(Beginning of DATA FOR THIS TASK)

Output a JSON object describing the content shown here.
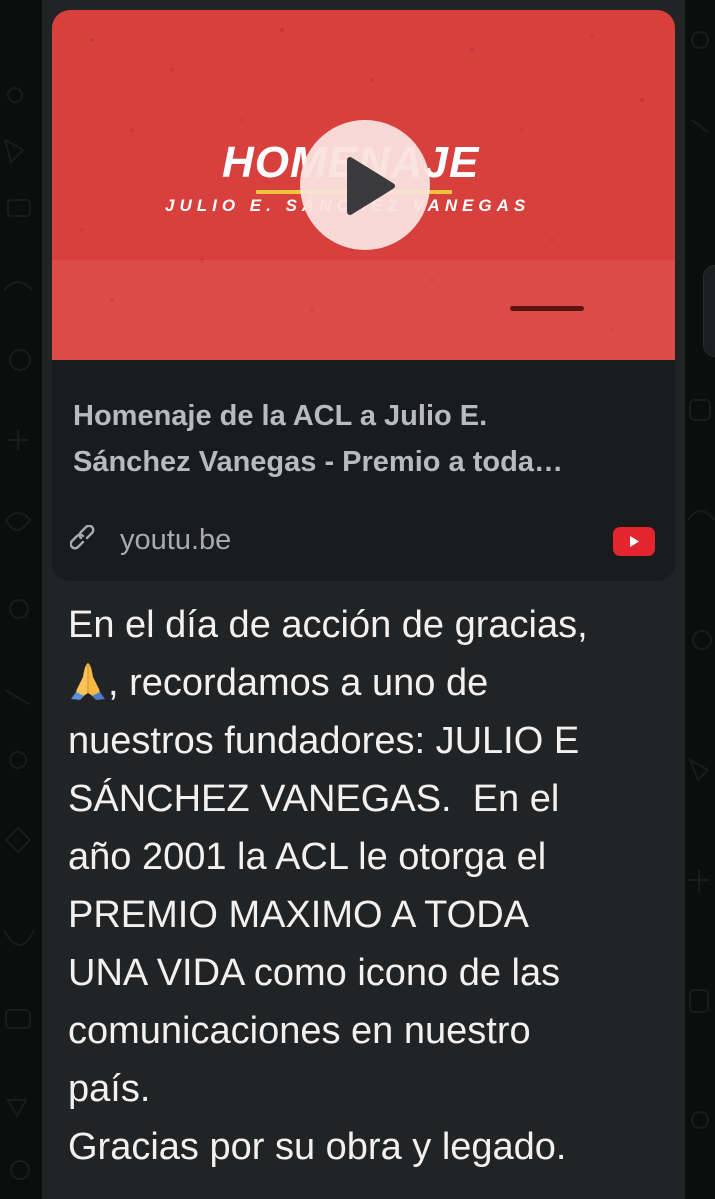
{
  "link_preview": {
    "thumbnail": {
      "title": "HOMENAJE",
      "subtitle": "JULIO E. SÁNCHEZ VANEGAS",
      "background_color": "#d8403e",
      "accent_color": "#f2c53d"
    },
    "play_icon": "play-icon",
    "title_line1": "Homenaje de la ACL a Julio E.",
    "title_line2": "Sánchez Vanegas - Premio a toda…",
    "link_icon": "link-icon",
    "domain": "youtu.be",
    "source_icon": "youtube-icon",
    "source_color": "#e4242f"
  },
  "message": {
    "line1": "En el día de acción de gracias,",
    "line2_emoji": "🙏",
    "line2_text": ", recordamos a uno de",
    "line3": "nuestros fundadores: JULIO E",
    "line4": "SÁNCHEZ VANEGAS.  En el",
    "line5": "año 2001 la ACL le otorga el",
    "line6": "PREMIO MAXIMO A TODA",
    "line7": "UNA VIDA como icono de las",
    "line8": "comunicaciones en nuestro",
    "line9": "país.",
    "line10": "Gracias por su obra y legado."
  },
  "theme": {
    "background": "#0c0d0d",
    "bubble": "#222324",
    "text": "#f1f1f1"
  }
}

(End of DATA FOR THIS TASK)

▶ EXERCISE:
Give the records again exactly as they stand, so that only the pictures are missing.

▶ TASK ANSWER:
Output a JSON object describing the content shown here.
{
  "link_preview": {
    "thumbnail": {
      "title": "HOMENAJE",
      "subtitle": "JULIO E. SÁNCHEZ VANEGAS",
      "background_color": "#d8403e",
      "accent_color": "#f2c53d"
    },
    "play_icon": "play-icon",
    "title_line1": "Homenaje de la ACL a Julio E.",
    "title_line2": "Sánchez Vanegas - Premio a toda…",
    "link_icon": "link-icon",
    "domain": "youtu.be",
    "source_icon": "youtube-icon",
    "source_color": "#e4242f"
  },
  "message": {
    "line1": "En el día de acción de gracias,",
    "line2_emoji": "🙏",
    "line2_text": ", recordamos a uno de",
    "line3": "nuestros fundadores: JULIO E",
    "line4": "SÁNCHEZ VANEGAS.  En el",
    "line5": "año 2001 la ACL le otorga el",
    "line6": "PREMIO MAXIMO A TODA",
    "line7": "UNA VIDA como icono de las",
    "line8": "comunicaciones en nuestro",
    "line9": "país.",
    "line10": "Gracias por su obra y legado."
  },
  "theme": {
    "background": "#0c0d0d",
    "bubble": "#222324",
    "text": "#f1f1f1"
  }
}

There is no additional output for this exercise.